* What to work on *
Check every line below, and copy those that include "chevron".

Entries supplied START

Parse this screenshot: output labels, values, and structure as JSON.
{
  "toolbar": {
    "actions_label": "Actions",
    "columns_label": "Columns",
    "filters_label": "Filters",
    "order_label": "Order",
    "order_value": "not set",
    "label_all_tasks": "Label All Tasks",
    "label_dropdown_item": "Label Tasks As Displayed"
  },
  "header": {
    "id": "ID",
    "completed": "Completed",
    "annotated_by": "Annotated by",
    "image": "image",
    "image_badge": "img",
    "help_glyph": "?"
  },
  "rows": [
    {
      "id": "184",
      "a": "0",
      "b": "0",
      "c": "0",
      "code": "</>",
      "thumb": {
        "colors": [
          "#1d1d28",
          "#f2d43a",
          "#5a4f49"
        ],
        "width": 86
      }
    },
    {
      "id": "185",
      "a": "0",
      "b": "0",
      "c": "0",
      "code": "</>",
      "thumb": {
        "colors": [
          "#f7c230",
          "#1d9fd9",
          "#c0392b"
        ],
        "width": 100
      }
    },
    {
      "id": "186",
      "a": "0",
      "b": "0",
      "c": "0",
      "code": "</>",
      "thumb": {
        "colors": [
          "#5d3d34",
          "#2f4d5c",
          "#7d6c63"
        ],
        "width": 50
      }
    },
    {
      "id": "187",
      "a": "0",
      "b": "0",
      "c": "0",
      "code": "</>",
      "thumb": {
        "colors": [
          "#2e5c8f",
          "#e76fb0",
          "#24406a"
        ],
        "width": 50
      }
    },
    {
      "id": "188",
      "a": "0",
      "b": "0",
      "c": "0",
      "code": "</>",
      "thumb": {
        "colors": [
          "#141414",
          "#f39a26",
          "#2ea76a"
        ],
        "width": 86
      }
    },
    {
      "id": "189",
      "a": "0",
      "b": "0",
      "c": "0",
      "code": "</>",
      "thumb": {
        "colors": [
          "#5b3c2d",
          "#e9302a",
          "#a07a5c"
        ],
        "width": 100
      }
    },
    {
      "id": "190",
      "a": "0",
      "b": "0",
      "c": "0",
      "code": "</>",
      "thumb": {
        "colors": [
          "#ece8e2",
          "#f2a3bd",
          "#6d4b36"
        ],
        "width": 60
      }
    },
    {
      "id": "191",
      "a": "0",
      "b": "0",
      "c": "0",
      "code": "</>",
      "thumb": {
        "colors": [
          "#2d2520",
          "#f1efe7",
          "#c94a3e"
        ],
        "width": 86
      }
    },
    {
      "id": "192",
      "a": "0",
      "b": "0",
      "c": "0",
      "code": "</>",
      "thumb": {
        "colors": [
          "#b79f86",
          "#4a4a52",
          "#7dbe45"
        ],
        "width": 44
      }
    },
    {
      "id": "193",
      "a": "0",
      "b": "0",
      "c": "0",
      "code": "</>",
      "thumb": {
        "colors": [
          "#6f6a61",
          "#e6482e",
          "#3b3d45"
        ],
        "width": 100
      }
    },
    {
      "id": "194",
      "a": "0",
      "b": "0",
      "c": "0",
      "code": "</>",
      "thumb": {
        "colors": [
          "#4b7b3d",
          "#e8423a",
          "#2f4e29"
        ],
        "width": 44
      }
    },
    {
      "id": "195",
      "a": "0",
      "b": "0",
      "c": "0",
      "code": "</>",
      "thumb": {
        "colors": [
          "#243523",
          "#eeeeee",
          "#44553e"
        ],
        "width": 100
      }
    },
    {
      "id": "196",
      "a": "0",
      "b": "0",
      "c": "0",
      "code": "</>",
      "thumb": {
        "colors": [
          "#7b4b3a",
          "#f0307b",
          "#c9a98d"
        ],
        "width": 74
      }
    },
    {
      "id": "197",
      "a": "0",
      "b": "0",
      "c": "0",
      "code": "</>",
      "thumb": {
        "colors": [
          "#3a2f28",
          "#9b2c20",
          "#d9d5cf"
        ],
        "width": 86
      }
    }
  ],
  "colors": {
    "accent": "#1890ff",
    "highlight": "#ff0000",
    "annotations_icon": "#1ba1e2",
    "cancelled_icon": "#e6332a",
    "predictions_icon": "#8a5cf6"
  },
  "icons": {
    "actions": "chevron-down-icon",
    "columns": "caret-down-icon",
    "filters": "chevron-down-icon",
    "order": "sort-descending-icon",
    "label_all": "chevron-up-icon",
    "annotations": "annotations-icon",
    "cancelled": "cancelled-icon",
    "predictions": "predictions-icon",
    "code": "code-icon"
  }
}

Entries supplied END

* Solution below *
    "actions": "chevron-down-icon",
    "filters": "chevron-down-icon",
    "label_all": "chevron-up-icon",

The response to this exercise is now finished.